“Plasma is by far the most common form of visible matter in the Universe, and it is often in a very dynamic and clearly chaotic state known as turbulence,” says Chen.

Plasma consists of stars, most of the interstellar and intergalactic medium, clouds of matter around black holes, and so on. In this sense, the solar wind, which can literally be “felt” by directly immersing a satellite in it, is for astronomers a key to many other objects that no spacecraft can get to in the foreseeable future.

A new discovery was made thanks to the mission of MMS. This satellite records the characteristics of the solar wind flowing around it.

Using a new method of data analysis, known as the correlation of particles and fields, the authors studied how the electric field transfers energy to an electron in the solar wind and how the amount of energy transferred depends on the electron velocity.

It turned out that the data unequivocally indicate the process opened at the tip of the pen by the great Soviet physicist: Landau attenuation.

In a nutshell, it’s about the fact that sound waves in a plasma “share” their energy with electrons flying at the same speed as the wave. Such an electron looks like a surfer holding onto a wave crest.

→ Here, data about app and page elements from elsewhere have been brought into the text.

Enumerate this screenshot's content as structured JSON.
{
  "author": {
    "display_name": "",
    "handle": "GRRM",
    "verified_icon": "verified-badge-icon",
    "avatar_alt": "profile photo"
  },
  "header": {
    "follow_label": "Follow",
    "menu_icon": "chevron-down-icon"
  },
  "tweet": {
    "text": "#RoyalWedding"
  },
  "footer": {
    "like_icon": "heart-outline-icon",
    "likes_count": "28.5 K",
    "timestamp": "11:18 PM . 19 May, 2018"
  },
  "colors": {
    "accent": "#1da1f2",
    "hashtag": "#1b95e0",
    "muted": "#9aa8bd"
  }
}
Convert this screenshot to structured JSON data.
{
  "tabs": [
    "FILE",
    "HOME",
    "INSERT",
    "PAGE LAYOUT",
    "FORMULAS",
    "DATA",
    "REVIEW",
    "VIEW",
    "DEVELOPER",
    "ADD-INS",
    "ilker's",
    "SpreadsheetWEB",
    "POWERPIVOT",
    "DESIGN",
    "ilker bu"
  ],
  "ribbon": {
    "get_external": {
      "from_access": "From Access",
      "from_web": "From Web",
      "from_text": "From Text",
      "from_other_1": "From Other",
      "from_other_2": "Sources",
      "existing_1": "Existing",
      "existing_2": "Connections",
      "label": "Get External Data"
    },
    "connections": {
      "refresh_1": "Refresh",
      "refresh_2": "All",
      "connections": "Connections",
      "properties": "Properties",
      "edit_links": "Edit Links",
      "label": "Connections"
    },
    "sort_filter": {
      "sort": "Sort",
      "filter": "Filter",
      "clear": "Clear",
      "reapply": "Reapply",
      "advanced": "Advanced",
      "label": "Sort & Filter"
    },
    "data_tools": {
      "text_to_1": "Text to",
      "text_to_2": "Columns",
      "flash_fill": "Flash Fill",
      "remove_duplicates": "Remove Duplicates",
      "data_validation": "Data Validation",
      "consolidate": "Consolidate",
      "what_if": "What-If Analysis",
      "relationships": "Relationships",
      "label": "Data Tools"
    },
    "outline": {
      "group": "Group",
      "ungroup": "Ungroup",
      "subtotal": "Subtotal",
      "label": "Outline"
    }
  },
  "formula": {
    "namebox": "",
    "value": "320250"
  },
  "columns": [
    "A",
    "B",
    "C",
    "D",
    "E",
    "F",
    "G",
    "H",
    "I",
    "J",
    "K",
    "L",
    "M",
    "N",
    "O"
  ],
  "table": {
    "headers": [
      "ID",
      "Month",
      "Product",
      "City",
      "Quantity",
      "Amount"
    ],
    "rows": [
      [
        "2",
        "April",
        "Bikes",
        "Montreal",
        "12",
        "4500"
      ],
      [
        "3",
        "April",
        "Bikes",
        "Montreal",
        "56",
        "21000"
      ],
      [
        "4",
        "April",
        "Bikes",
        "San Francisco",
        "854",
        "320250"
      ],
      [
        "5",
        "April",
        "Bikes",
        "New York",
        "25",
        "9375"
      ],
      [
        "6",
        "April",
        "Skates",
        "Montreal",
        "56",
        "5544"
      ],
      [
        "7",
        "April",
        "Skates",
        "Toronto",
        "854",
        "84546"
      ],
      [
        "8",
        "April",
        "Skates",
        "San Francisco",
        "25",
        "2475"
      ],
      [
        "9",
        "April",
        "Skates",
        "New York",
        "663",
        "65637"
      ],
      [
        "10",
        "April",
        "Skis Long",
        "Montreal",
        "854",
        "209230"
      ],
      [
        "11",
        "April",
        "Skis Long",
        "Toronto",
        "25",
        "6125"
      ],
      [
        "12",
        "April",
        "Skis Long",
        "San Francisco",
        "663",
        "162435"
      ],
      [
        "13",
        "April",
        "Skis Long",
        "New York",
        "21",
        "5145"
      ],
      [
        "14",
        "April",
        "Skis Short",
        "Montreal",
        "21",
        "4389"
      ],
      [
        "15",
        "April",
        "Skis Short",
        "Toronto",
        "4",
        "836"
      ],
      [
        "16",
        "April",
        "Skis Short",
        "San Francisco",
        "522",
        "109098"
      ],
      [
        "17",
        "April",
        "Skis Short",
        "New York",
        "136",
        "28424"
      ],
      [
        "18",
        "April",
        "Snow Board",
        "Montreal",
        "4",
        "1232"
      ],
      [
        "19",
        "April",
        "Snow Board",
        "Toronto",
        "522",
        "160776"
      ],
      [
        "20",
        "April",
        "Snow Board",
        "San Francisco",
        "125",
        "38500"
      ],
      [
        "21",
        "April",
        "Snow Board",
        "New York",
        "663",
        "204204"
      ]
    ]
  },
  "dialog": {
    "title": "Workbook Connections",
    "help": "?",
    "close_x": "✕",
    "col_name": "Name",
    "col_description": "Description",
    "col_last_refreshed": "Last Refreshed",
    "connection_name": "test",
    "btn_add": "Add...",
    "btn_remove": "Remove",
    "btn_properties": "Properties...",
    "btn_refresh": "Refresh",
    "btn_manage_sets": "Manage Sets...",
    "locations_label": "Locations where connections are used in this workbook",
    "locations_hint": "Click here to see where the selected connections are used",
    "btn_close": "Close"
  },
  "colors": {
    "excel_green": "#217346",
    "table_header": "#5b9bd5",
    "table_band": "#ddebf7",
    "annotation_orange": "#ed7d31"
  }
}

Landau damping was already observed in the experiment, but in much simpler situations. For the first time such a process was found in a complex turbulent flow of the solar wind.

“In this study, we first registered the processes associated with turbulent heating in natural astrophysical plasma. We also tested the new analysis technique as a tool <...> that can be used in a number of subsequent studies on various aspects of plasma behavior,” Chen concluded.